**Supplied data**
* * * * *

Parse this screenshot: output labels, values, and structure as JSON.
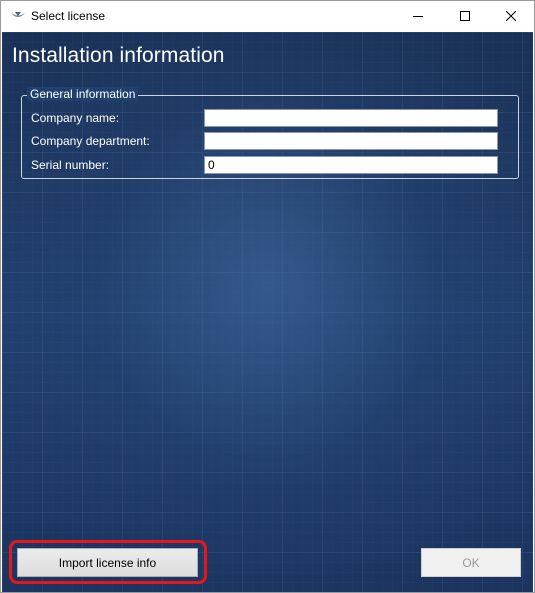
{
  "window": {
    "title": "Select license"
  },
  "page": {
    "heading": "Installation information"
  },
  "general_info": {
    "legend": "General information",
    "fields": [
      {
        "label": "Company name:",
        "value": ""
      },
      {
        "label": "Company department:",
        "value": ""
      },
      {
        "label": "Serial number:",
        "value": "0"
      }
    ]
  },
  "buttons": {
    "import_label": "Import license info",
    "ok_label": "OK",
    "ok_enabled": false
  },
  "colors": {
    "background_blue": "#1e3a66",
    "highlight_red": "#e8151b"
  }
}
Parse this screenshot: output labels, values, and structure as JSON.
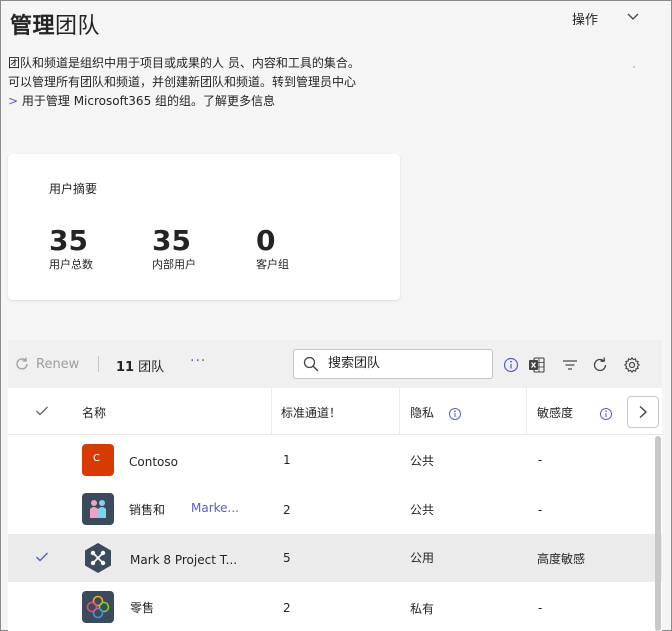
{
  "header": {
    "title_bold": "管理",
    "title_light": "团队",
    "actions_label": "操作"
  },
  "description": {
    "line1": "团队和频道是组织中用于项目或成果的人 员、内容和工具的集合。",
    "line2": "可以管理所有团队和频道，并创建新团队和频道。转到管理员中心",
    "line3_link": ">",
    "line3_text": " 用于管理 Microsoft365 组的组。了解更多信息"
  },
  "summary": {
    "title": "用户摘要",
    "stats": [
      {
        "value": "35",
        "label": "用户总数"
      },
      {
        "value": "35",
        "label": "内部用户"
      },
      {
        "value": "0",
        "label": "客户组"
      }
    ]
  },
  "toolbar": {
    "renew_label": "Renew",
    "team_count": "11",
    "team_count_label": "团队",
    "more_label": "···",
    "search_placeholder": "搜索团队"
  },
  "table": {
    "columns": [
      "名称",
      "标准通道！",
      "隐私",
      "敏感度"
    ],
    "rows": [
      {
        "name": "Contoso",
        "name_extra": "",
        "channels": "1",
        "privacy": "公共",
        "sensitivity": "-",
        "selected": false,
        "avatar_letter": "C",
        "avatar_color": "#d83b01",
        "avatar_icon": "letter-c-icon"
      },
      {
        "name": "销售和",
        "name_extra": "Marke...",
        "channels": "2",
        "privacy": "公共",
        "sensitivity": "-",
        "selected": false,
        "avatar_letter": "",
        "avatar_color": "#3b4a5c",
        "avatar_icon": "people-icon"
      },
      {
        "name": "Mark 8 Project T...",
        "name_extra": "",
        "channels": "5",
        "privacy": "公用",
        "sensitivity": "高度敏感",
        "selected": true,
        "avatar_letter": "",
        "avatar_color": "#3b4a5c",
        "avatar_icon": "network-hexagon-icon"
      },
      {
        "name": "零售",
        "name_extra": "",
        "channels": "2",
        "privacy": "私有",
        "sensitivity": "-",
        "selected": false,
        "avatar_letter": "",
        "avatar_color": "#3b4a5c",
        "avatar_icon": "flower-icon"
      }
    ]
  },
  "colors": {
    "accent": "#5b5fc7",
    "contoso_orange": "#d83b01"
  }
}
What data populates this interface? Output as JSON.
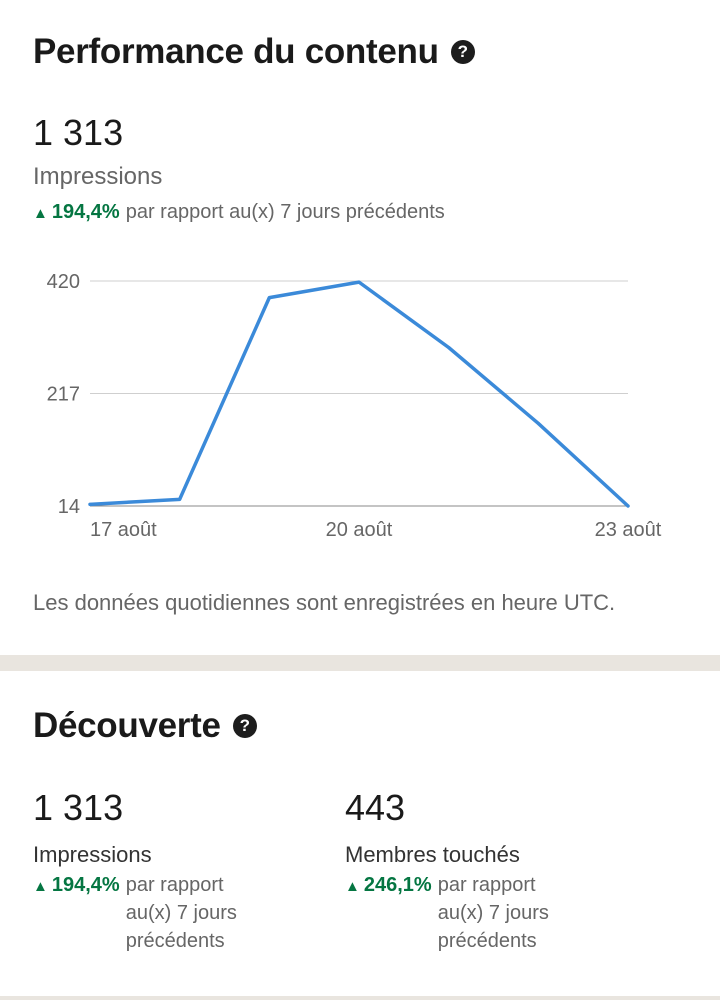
{
  "performance": {
    "title": "Performance du contenu",
    "help_icon": "question-circle-icon",
    "impressions_value": "1 313",
    "impressions_label": "Impressions",
    "change_pct": "194,4%",
    "change_text": "par rapport au(x) 7 jours précédents",
    "footnote": "Les données quotidiennes sont enregistrées en heure UTC."
  },
  "chart_data": {
    "type": "line",
    "x": [
      "17 août",
      "18 août",
      "19 août",
      "20 août",
      "21 août",
      "22 août",
      "23 août"
    ],
    "series": [
      {
        "values": [
          17,
          26,
          390,
          418,
          300,
          163,
          14
        ]
      }
    ],
    "x_tick_labels": [
      "17 août",
      "20 août",
      "23 août"
    ],
    "y_ticks": [
      "420",
      "217",
      "14"
    ],
    "ylim": [
      14,
      420
    ],
    "grid": true,
    "line_color": "#3b8ad9"
  },
  "discovery": {
    "title": "Découverte",
    "help_icon": "question-circle-icon",
    "metrics": [
      {
        "value": "1 313",
        "label": "Impressions",
        "change_pct": "194,4%",
        "change_text": "par rapport au(x) 7 jours précédents"
      },
      {
        "value": "443",
        "label": "Membres touchés",
        "change_pct": "246,1%",
        "change_text": "par rapport au(x) 7 jours précédents"
      }
    ]
  },
  "colors": {
    "positive": "#057642",
    "separator": "#e9e5df"
  }
}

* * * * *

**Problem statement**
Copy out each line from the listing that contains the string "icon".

**Task response**
        "avatar_icon": "letter-c-icon"
        "avatar_icon": "people-icon"
        "avatar_icon": "network-hexagon-icon"
        "avatar_icon": "flower-icon"
    "help_icon": "question-circle-icon",
    "help_icon": "question-circle-icon",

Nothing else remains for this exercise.